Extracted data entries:
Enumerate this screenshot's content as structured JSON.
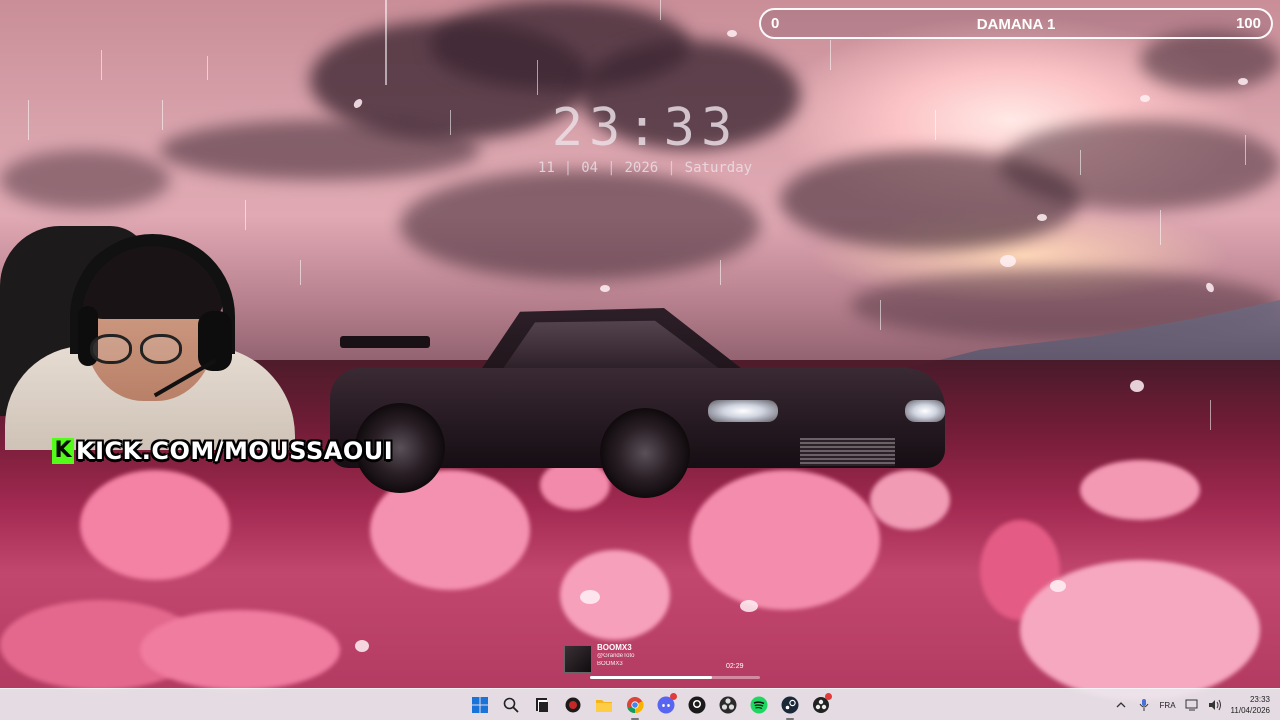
{
  "goal": {
    "min": "0",
    "title": "DAMANA 1",
    "max": "100",
    "progress": 0
  },
  "clock": {
    "time": "23:33",
    "day": "11",
    "month": "04",
    "year": "2026",
    "weekday": "Saturday",
    "separator": "|"
  },
  "webcam": {
    "kick_logo": "K",
    "channel_url": "KICK.COM/MOUSSAOUI"
  },
  "media": {
    "title": "BOOMX3",
    "artist": "@GrandeToto",
    "album": "BOOMX3",
    "time": "02:29",
    "progress": 0.72
  },
  "taskbar": {
    "apps": [
      {
        "name": "windows-start-icon"
      },
      {
        "name": "search-icon"
      },
      {
        "name": "task-view-icon"
      },
      {
        "name": "media-player-icon"
      },
      {
        "name": "file-explorer-icon"
      },
      {
        "name": "chrome-icon",
        "active": true
      },
      {
        "name": "discord-icon",
        "badge": true
      },
      {
        "name": "github-icon"
      },
      {
        "name": "obs-icon"
      },
      {
        "name": "spotify-icon"
      },
      {
        "name": "steam-icon",
        "active": true
      },
      {
        "name": "obs-alt-icon",
        "badge": true
      }
    ],
    "tray": {
      "language": "FRA",
      "time": "23:33",
      "date": "11/04/2026"
    }
  },
  "colors": {
    "kick_green": "#53fc18",
    "taskbar_bg": "#ece4ea"
  }
}
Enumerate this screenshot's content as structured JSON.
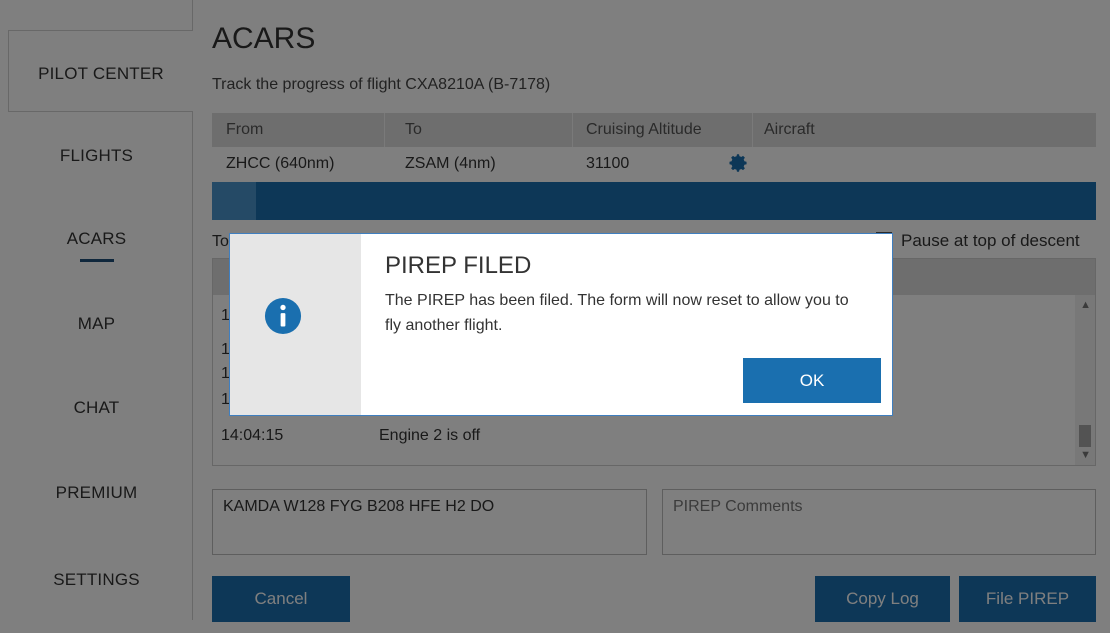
{
  "sidebar": {
    "items": [
      {
        "label": "PILOT CENTER"
      },
      {
        "label": "FLIGHTS"
      },
      {
        "label": "ACARS"
      },
      {
        "label": "MAP"
      },
      {
        "label": "CHAT"
      },
      {
        "label": "PREMIUM"
      },
      {
        "label": "SETTINGS"
      }
    ]
  },
  "main": {
    "title": "ACARS",
    "subtitle": "Track the progress of flight CXA8210A (B-7178)",
    "columns": [
      "From",
      "To",
      "Cruising Altitude",
      "Aircraft"
    ],
    "row": {
      "from": "ZHCC (640nm)",
      "to": "ZSAM (4nm)",
      "altitude": "31100"
    },
    "progress_fraction": 0.05,
    "partial_label": "To",
    "pause_label": "Pause at top of descent",
    "log": [
      {
        "time": "1",
        "message": ""
      },
      {
        "time": "1",
        "message": ""
      },
      {
        "time": "1",
        "message": ""
      },
      {
        "time": "1",
        "message": ""
      },
      {
        "time": "14:04:15",
        "message": "Engine 2 is off"
      }
    ],
    "route": "KAMDA W128 FYG B208 HFE H2 DO",
    "comments_placeholder": "PIREP Comments",
    "buttons": {
      "cancel": "Cancel",
      "copy_log": "Copy Log",
      "file_pirep": "File PIREP"
    }
  },
  "dialog": {
    "title": "PIREP FILED",
    "message": "The PIREP has been filed. The form will now reset to allow you to fly another flight.",
    "ok": "OK"
  },
  "colors": {
    "accent": "#1a6faf",
    "navy": "#1f4e79"
  }
}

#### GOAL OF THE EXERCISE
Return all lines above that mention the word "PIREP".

#### EXERCISE SOLUTION
    "comments_placeholder": "PIREP Comments",
      "file_pirep": "File PIREP"
    "title": "PIREP FILED",
    "message": "The PIREP has been filed. The form will now reset to allow you to fly another flight.",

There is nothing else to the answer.